## WORK TASK
Exactly as written, return the entries below, minus any pictures.

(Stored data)
════════

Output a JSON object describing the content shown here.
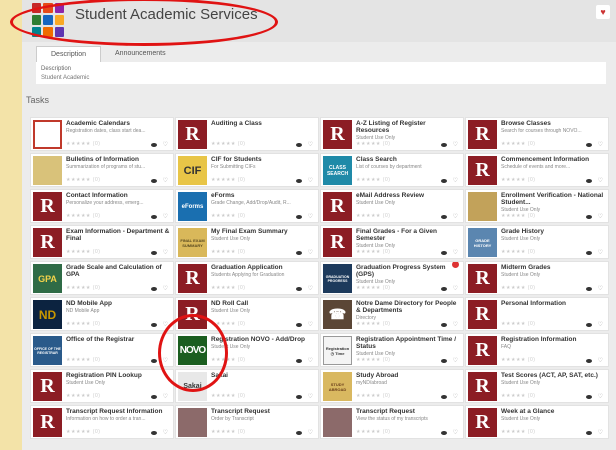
{
  "header": {
    "title": "Student Academic Services",
    "favorite_glyph": "♥",
    "logo_colors": [
      "#c62828",
      "#e64a19",
      "#8e24aa",
      "#2e7d32",
      "#1565c0",
      "#f9a825",
      "#00838f",
      "#ef6c00",
      "#5e35b1"
    ]
  },
  "tabs": [
    {
      "label": "Description"
    },
    {
      "label": "Announcements"
    }
  ],
  "description": {
    "label": "Description",
    "text": "Student Academic"
  },
  "tasks_title": "Tasks",
  "rating_text": "★★★★★ (0)",
  "fav_glyph": "♡",
  "tiles": [
    {
      "name": "Academic Calendars",
      "desc": "Registration dates, class start dea...",
      "icon": "calendar-icon"
    },
    {
      "name": "Auditing a Class",
      "desc": "",
      "icon": "r"
    },
    {
      "name": "A-Z Listing of Register Resources",
      "desc": "Student Use Only",
      "icon": "r"
    },
    {
      "name": "Browse Classes",
      "desc": "Search for courses through NOVO...",
      "icon": "r"
    },
    {
      "name": "Bulletins of Information",
      "desc": "Summarization of programs of stu...",
      "icon": "bulletin-icon"
    },
    {
      "name": "CIF for Students",
      "desc": "For Submitting CIFs",
      "icon": "cif-icon",
      "text": "CIF"
    },
    {
      "name": "Class Search",
      "desc": "List of courses by department",
      "icon": "class-search-icon",
      "text": "CLASS SEARCH"
    },
    {
      "name": "Commencement Information",
      "desc": "Schedule of events and more...",
      "icon": "r"
    },
    {
      "name": "Contact Information",
      "desc": "Personalize your address, emerg...",
      "icon": "r"
    },
    {
      "name": "eForms",
      "desc": "Grade Change, Add/Drop/Audit, R...",
      "icon": "eforms-icon",
      "text": "eForms"
    },
    {
      "name": "eMail Address Review",
      "desc": "Student Use Only",
      "icon": "r"
    },
    {
      "name": "Enrollment Verification - National Student...",
      "desc": "Student Use Only",
      "icon": "enrollment-icon"
    },
    {
      "name": "Exam Information - Department & Final",
      "desc": "",
      "icon": "r"
    },
    {
      "name": "My Final Exam Summary",
      "desc": "Student Use Only",
      "icon": "final-exam-icon",
      "text": "FINAL EXAM SUMMARY"
    },
    {
      "name": "Final Grades - For a Given Semester",
      "desc": "Student Use Only",
      "icon": "r"
    },
    {
      "name": "Grade History",
      "desc": "Student Use Only",
      "icon": "grade-history-icon",
      "text": "GRADE HISTORY"
    },
    {
      "name": "Grade Scale and Calculation of GPA",
      "desc": "",
      "icon": "gpa-icon",
      "text": "GPA"
    },
    {
      "name": "Graduation Application",
      "desc": "Students Applying for Graduation",
      "icon": "r"
    },
    {
      "name": "Graduation Progress System (GPS)",
      "desc": "Student Use Only",
      "icon": "graduation-icon",
      "text": "GRADUATION PROGRESS",
      "badge": true
    },
    {
      "name": "Midterm Grades",
      "desc": "Student Use Only",
      "icon": "r"
    },
    {
      "name": "ND Mobile App",
      "desc": "ND Mobile App",
      "icon": "nd-icon",
      "text": "ND"
    },
    {
      "name": "ND Roll Call",
      "desc": "Student Use Only",
      "icon": "r"
    },
    {
      "name": "Notre Dame Directory for People & Departments",
      "desc": "Directory",
      "icon": "phone-icon",
      "text": "☎"
    },
    {
      "name": "Personal Information",
      "desc": "",
      "icon": "r"
    },
    {
      "name": "Office of the Registrar",
      "desc": "",
      "icon": "registrar-icon",
      "text": "OFFICE OF THE REGISTRAR"
    },
    {
      "name": "Registration NOVO - Add/Drop",
      "desc": "Student Use Only",
      "icon": "novo-icon",
      "text": "NOVO"
    },
    {
      "name": "Registration Appointment Time / Status",
      "desc": "Student Use Only",
      "icon": "registration-time-icon",
      "text": "Registration ◷ Time"
    },
    {
      "name": "Registration Information",
      "desc": "FAQ",
      "icon": "r"
    },
    {
      "name": "Registration PIN Lookup",
      "desc": "Student Use Only",
      "icon": "r"
    },
    {
      "name": "Sakai",
      "desc": "",
      "icon": "sakai-icon",
      "text": "Sakai"
    },
    {
      "name": "Study Abroad",
      "desc": "myND/abroad",
      "icon": "study-abroad-icon",
      "text": "STUDY ABROAD"
    },
    {
      "name": "Test Scores (ACT, AP, SAT, etc.)",
      "desc": "Student Use Only",
      "icon": "r"
    },
    {
      "name": "Transcript Request Information",
      "desc": "Information on how to order a tran...",
      "icon": "r"
    },
    {
      "name": "Transcript Request",
      "desc": "Order by Transcript",
      "icon": "transcript-icon"
    },
    {
      "name": "Transcript Request",
      "desc": "View the status of my transcripts",
      "icon": "transcript-icon"
    },
    {
      "name": "Week at a Glance",
      "desc": "Student Use Only",
      "icon": "r"
    }
  ]
}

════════

## SOLUTION FOR THIS EXERCISE
Output a JSON object describing the content shown here.
{
  "header": {
    "title": "Student Academic Services",
    "favorite_glyph": "♥",
    "logo_colors": [
      "#c62828",
      "#e64a19",
      "#8e24aa",
      "#2e7d32",
      "#1565c0",
      "#f9a825",
      "#00838f",
      "#ef6c00",
      "#5e35b1"
    ]
  },
  "tabs": [
    {
      "label": "Description"
    },
    {
      "label": "Announcements"
    }
  ],
  "description": {
    "label": "Description",
    "text": "Student Academic"
  },
  "tasks_title": "Tasks",
  "rating_text": "★★★★★ (0)",
  "fav_glyph": "♡",
  "tiles": [
    {
      "name": "Academic Calendars",
      "desc": "Registration dates, class start dea...",
      "icon": "calendar-icon"
    },
    {
      "name": "Auditing a Class",
      "desc": "",
      "icon": "r"
    },
    {
      "name": "A-Z Listing of Register Resources",
      "desc": "Student Use Only",
      "icon": "r"
    },
    {
      "name": "Browse Classes",
      "desc": "Search for courses through NOVO...",
      "icon": "r"
    },
    {
      "name": "Bulletins of Information",
      "desc": "Summarization of programs of stu...",
      "icon": "bulletin-icon"
    },
    {
      "name": "CIF for Students",
      "desc": "For Submitting CIFs",
      "icon": "cif-icon",
      "text": "CIF"
    },
    {
      "name": "Class Search",
      "desc": "List of courses by department",
      "icon": "class-search-icon",
      "text": "CLASS SEARCH"
    },
    {
      "name": "Commencement Information",
      "desc": "Schedule of events and more...",
      "icon": "r"
    },
    {
      "name": "Contact Information",
      "desc": "Personalize your address, emerg...",
      "icon": "r"
    },
    {
      "name": "eForms",
      "desc": "Grade Change, Add/Drop/Audit, R...",
      "icon": "eforms-icon",
      "text": "eForms"
    },
    {
      "name": "eMail Address Review",
      "desc": "Student Use Only",
      "icon": "r"
    },
    {
      "name": "Enrollment Verification - National Student...",
      "desc": "Student Use Only",
      "icon": "enrollment-icon"
    },
    {
      "name": "Exam Information - Department & Final",
      "desc": "",
      "icon": "r"
    },
    {
      "name": "My Final Exam Summary",
      "desc": "Student Use Only",
      "icon": "final-exam-icon",
      "text": "FINAL EXAM SUMMARY"
    },
    {
      "name": "Final Grades - For a Given Semester",
      "desc": "Student Use Only",
      "icon": "r"
    },
    {
      "name": "Grade History",
      "desc": "Student Use Only",
      "icon": "grade-history-icon",
      "text": "GRADE HISTORY"
    },
    {
      "name": "Grade Scale and Calculation of GPA",
      "desc": "",
      "icon": "gpa-icon",
      "text": "GPA"
    },
    {
      "name": "Graduation Application",
      "desc": "Students Applying for Graduation",
      "icon": "r"
    },
    {
      "name": "Graduation Progress System (GPS)",
      "desc": "Student Use Only",
      "icon": "graduation-icon",
      "text": "GRADUATION PROGRESS",
      "badge": true
    },
    {
      "name": "Midterm Grades",
      "desc": "Student Use Only",
      "icon": "r"
    },
    {
      "name": "ND Mobile App",
      "desc": "ND Mobile App",
      "icon": "nd-icon",
      "text": "ND"
    },
    {
      "name": "ND Roll Call",
      "desc": "Student Use Only",
      "icon": "r"
    },
    {
      "name": "Notre Dame Directory for People & Departments",
      "desc": "Directory",
      "icon": "phone-icon",
      "text": "☎"
    },
    {
      "name": "Personal Information",
      "desc": "",
      "icon": "r"
    },
    {
      "name": "Office of the Registrar",
      "desc": "",
      "icon": "registrar-icon",
      "text": "OFFICE OF THE REGISTRAR"
    },
    {
      "name": "Registration NOVO - Add/Drop",
      "desc": "Student Use Only",
      "icon": "novo-icon",
      "text": "NOVO"
    },
    {
      "name": "Registration Appointment Time / Status",
      "desc": "Student Use Only",
      "icon": "registration-time-icon",
      "text": "Registration ◷ Time"
    },
    {
      "name": "Registration Information",
      "desc": "FAQ",
      "icon": "r"
    },
    {
      "name": "Registration PIN Lookup",
      "desc": "Student Use Only",
      "icon": "r"
    },
    {
      "name": "Sakai",
      "desc": "",
      "icon": "sakai-icon",
      "text": "Sakai"
    },
    {
      "name": "Study Abroad",
      "desc": "myND/abroad",
      "icon": "study-abroad-icon",
      "text": "STUDY ABROAD"
    },
    {
      "name": "Test Scores (ACT, AP, SAT, etc.)",
      "desc": "Student Use Only",
      "icon": "r"
    },
    {
      "name": "Transcript Request Information",
      "desc": "Information on how to order a tran...",
      "icon": "r"
    },
    {
      "name": "Transcript Request",
      "desc": "Order by Transcript",
      "icon": "transcript-icon"
    },
    {
      "name": "Transcript Request",
      "desc": "View the status of my transcripts",
      "icon": "transcript-icon"
    },
    {
      "name": "Week at a Glance",
      "desc": "Student Use Only",
      "icon": "r"
    }
  ]
}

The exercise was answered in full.